[Aim of the task]
Please state how many lines in the records contain the string "icon", with no words besides the number.

Record extracts START

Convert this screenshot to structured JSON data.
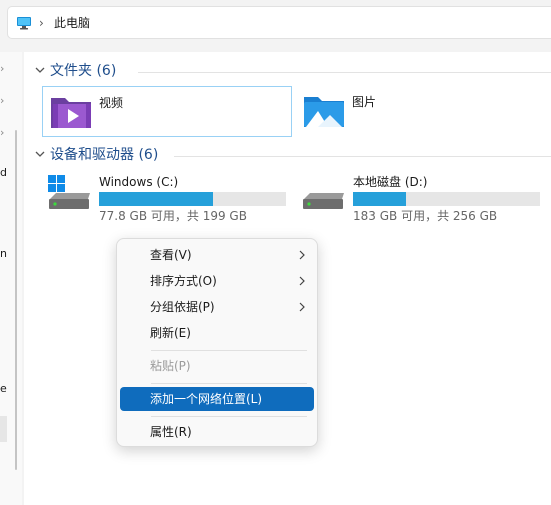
{
  "address_bar": {
    "icon": "this-pc-icon",
    "chevron": "›",
    "location": "此电脑"
  },
  "nav_pane": {
    "label_fragments": [
      "d",
      "n",
      "e"
    ]
  },
  "groups": {
    "folders": {
      "title": "文件夹 (6)",
      "items": [
        {
          "label": "视频",
          "icon": "videos-folder-icon",
          "selected": true
        },
        {
          "label": "图片",
          "icon": "pictures-folder-icon",
          "selected": false
        }
      ]
    },
    "drives": {
      "title": "设备和驱动器 (6)",
      "items": [
        {
          "name": "Windows (C:)",
          "icon": "system-drive-icon",
          "space": "77.8 GB 可用，共 199 GB",
          "used_fraction": 0.609
        },
        {
          "name": "本地磁盘 (D:)",
          "icon": "local-drive-icon",
          "space": "183 GB 可用，共 256 GB",
          "used_fraction": 0.285
        }
      ]
    }
  },
  "context_menu": {
    "items": [
      {
        "label": "查看(V)",
        "submenu": true
      },
      {
        "label": "排序方式(O)",
        "submenu": true
      },
      {
        "label": "分组依据(P)",
        "submenu": true
      },
      {
        "label": "刷新(E)"
      },
      {
        "label": "粘贴(P)",
        "disabled": true
      },
      {
        "label": "添加一个网络位置(L)",
        "highlighted": true
      },
      {
        "label": "属性(R)"
      }
    ]
  },
  "colors": {
    "accent": "#0f6cbd",
    "drive_bar": "#26a0da",
    "group_title": "#1f4e8c",
    "selection_border": "#99d1f5"
  }
}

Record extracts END

[Solution to this exercise]
5